:: EXERCISE MATERIALS ::
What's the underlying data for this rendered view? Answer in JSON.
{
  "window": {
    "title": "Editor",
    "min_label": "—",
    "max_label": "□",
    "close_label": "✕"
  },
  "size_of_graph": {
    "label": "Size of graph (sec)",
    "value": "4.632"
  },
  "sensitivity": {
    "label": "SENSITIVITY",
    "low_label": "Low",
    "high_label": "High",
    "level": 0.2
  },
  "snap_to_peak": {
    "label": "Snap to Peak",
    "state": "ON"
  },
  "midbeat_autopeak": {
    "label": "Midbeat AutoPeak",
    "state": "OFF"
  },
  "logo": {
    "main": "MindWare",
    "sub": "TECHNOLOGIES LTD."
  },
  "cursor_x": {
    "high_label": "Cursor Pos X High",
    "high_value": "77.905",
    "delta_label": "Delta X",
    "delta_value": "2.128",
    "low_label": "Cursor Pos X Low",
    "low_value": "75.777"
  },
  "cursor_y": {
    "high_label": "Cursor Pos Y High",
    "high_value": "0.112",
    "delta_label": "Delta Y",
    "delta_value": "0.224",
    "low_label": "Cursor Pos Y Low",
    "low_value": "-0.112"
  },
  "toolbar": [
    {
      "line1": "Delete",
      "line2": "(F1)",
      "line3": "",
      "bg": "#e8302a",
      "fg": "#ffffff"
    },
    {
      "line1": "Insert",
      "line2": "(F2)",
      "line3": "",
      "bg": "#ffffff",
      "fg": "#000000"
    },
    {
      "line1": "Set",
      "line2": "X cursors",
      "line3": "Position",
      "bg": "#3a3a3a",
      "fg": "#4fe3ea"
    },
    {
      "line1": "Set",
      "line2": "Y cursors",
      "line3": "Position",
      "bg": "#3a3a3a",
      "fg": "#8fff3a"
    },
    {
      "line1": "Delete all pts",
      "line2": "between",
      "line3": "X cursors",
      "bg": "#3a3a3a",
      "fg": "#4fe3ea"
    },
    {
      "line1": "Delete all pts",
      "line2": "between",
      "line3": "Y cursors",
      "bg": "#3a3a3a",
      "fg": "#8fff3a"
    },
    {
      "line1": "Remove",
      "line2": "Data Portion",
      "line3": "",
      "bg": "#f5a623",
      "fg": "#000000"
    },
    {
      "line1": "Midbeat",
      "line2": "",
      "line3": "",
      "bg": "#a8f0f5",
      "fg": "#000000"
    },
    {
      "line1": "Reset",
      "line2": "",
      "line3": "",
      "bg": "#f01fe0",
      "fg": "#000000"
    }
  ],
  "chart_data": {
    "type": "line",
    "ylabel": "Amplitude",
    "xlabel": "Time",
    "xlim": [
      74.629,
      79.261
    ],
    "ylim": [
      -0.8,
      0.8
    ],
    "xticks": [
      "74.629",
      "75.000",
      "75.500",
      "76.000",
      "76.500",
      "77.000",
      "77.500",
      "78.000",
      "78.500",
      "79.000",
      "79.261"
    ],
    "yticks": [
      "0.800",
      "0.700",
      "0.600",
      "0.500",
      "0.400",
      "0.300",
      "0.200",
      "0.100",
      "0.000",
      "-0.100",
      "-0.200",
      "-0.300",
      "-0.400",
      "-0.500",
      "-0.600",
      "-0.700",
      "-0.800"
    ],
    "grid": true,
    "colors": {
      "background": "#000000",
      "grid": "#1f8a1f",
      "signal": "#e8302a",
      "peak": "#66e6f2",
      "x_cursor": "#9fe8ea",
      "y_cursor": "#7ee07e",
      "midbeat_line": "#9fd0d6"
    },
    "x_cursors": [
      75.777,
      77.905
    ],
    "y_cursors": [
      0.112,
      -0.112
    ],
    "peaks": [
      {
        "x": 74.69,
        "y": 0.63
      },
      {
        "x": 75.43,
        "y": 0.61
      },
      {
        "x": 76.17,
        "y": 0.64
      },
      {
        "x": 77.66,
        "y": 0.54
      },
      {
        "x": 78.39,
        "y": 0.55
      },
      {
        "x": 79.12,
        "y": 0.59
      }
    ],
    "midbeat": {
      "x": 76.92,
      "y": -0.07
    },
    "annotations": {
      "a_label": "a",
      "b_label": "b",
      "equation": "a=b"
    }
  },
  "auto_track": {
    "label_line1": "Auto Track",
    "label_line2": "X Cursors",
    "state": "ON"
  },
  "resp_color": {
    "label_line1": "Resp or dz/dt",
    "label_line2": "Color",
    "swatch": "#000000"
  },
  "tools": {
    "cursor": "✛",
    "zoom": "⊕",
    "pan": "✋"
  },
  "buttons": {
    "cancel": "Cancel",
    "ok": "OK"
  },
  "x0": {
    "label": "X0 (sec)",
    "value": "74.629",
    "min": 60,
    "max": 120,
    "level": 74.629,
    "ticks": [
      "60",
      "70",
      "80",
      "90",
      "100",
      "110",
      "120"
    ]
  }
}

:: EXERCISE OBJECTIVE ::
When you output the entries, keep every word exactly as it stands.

:: TASK SOLUTION ::
What's the underlying data for this rendered view? Answer in JSON.
{
  "window": {
    "title": "Editor",
    "min_label": "—",
    "max_label": "□",
    "close_label": "✕"
  },
  "size_of_graph": {
    "label": "Size of graph (sec)",
    "value": "4.632"
  },
  "sensitivity": {
    "label": "SENSITIVITY",
    "low_label": "Low",
    "high_label": "High",
    "level": 0.2
  },
  "snap_to_peak": {
    "label": "Snap to Peak",
    "state": "ON"
  },
  "midbeat_autopeak": {
    "label": "Midbeat AutoPeak",
    "state": "OFF"
  },
  "logo": {
    "main": "MindWare",
    "sub": "TECHNOLOGIES LTD."
  },
  "cursor_x": {
    "high_label": "Cursor Pos X High",
    "high_value": "77.905",
    "delta_label": "Delta X",
    "delta_value": "2.128",
    "low_label": "Cursor Pos X Low",
    "low_value": "75.777"
  },
  "cursor_y": {
    "high_label": "Cursor Pos Y High",
    "high_value": "0.112",
    "delta_label": "Delta Y",
    "delta_value": "0.224",
    "low_label": "Cursor Pos Y Low",
    "low_value": "-0.112"
  },
  "toolbar": [
    {
      "line1": "Delete",
      "line2": "(F1)",
      "line3": "",
      "bg": "#e8302a",
      "fg": "#ffffff"
    },
    {
      "line1": "Insert",
      "line2": "(F2)",
      "line3": "",
      "bg": "#ffffff",
      "fg": "#000000"
    },
    {
      "line1": "Set",
      "line2": "X cursors",
      "line3": "Position",
      "bg": "#3a3a3a",
      "fg": "#4fe3ea"
    },
    {
      "line1": "Set",
      "line2": "Y cursors",
      "line3": "Position",
      "bg": "#3a3a3a",
      "fg": "#8fff3a"
    },
    {
      "line1": "Delete all pts",
      "line2": "between",
      "line3": "X cursors",
      "bg": "#3a3a3a",
      "fg": "#4fe3ea"
    },
    {
      "line1": "Delete all pts",
      "line2": "between",
      "line3": "Y cursors",
      "bg": "#3a3a3a",
      "fg": "#8fff3a"
    },
    {
      "line1": "Remove",
      "line2": "Data Portion",
      "line3": "",
      "bg": "#f5a623",
      "fg": "#000000"
    },
    {
      "line1": "Midbeat",
      "line2": "",
      "line3": "",
      "bg": "#a8f0f5",
      "fg": "#000000"
    },
    {
      "line1": "Reset",
      "line2": "",
      "line3": "",
      "bg": "#f01fe0",
      "fg": "#000000"
    }
  ],
  "chart_data": {
    "type": "line",
    "ylabel": "Amplitude",
    "xlabel": "Time",
    "xlim": [
      74.629,
      79.261
    ],
    "ylim": [
      -0.8,
      0.8
    ],
    "xticks": [
      "74.629",
      "75.000",
      "75.500",
      "76.000",
      "76.500",
      "77.000",
      "77.500",
      "78.000",
      "78.500",
      "79.000",
      "79.261"
    ],
    "yticks": [
      "0.800",
      "0.700",
      "0.600",
      "0.500",
      "0.400",
      "0.300",
      "0.200",
      "0.100",
      "0.000",
      "-0.100",
      "-0.200",
      "-0.300",
      "-0.400",
      "-0.500",
      "-0.600",
      "-0.700",
      "-0.800"
    ],
    "grid": true,
    "colors": {
      "background": "#000000",
      "grid": "#1f8a1f",
      "signal": "#e8302a",
      "peak": "#66e6f2",
      "x_cursor": "#9fe8ea",
      "y_cursor": "#7ee07e",
      "midbeat_line": "#9fd0d6"
    },
    "x_cursors": [
      75.777,
      77.905
    ],
    "y_cursors": [
      0.112,
      -0.112
    ],
    "peaks": [
      {
        "x": 74.69,
        "y": 0.63
      },
      {
        "x": 75.43,
        "y": 0.61
      },
      {
        "x": 76.17,
        "y": 0.64
      },
      {
        "x": 77.66,
        "y": 0.54
      },
      {
        "x": 78.39,
        "y": 0.55
      },
      {
        "x": 79.12,
        "y": 0.59
      }
    ],
    "midbeat": {
      "x": 76.92,
      "y": -0.07
    },
    "annotations": {
      "a_label": "a",
      "b_label": "b",
      "equation": "a=b"
    }
  },
  "auto_track": {
    "label_line1": "Auto Track",
    "label_line2": "X Cursors",
    "state": "ON"
  },
  "resp_color": {
    "label_line1": "Resp or dz/dt",
    "label_line2": "Color",
    "swatch": "#000000"
  },
  "tools": {
    "cursor": "✛",
    "zoom": "⊕",
    "pan": "✋"
  },
  "buttons": {
    "cancel": "Cancel",
    "ok": "OK"
  },
  "x0": {
    "label": "X0 (sec)",
    "value": "74.629",
    "min": 60,
    "max": 120,
    "level": 74.629,
    "ticks": [
      "60",
      "70",
      "80",
      "90",
      "100",
      "110",
      "120"
    ]
  }
}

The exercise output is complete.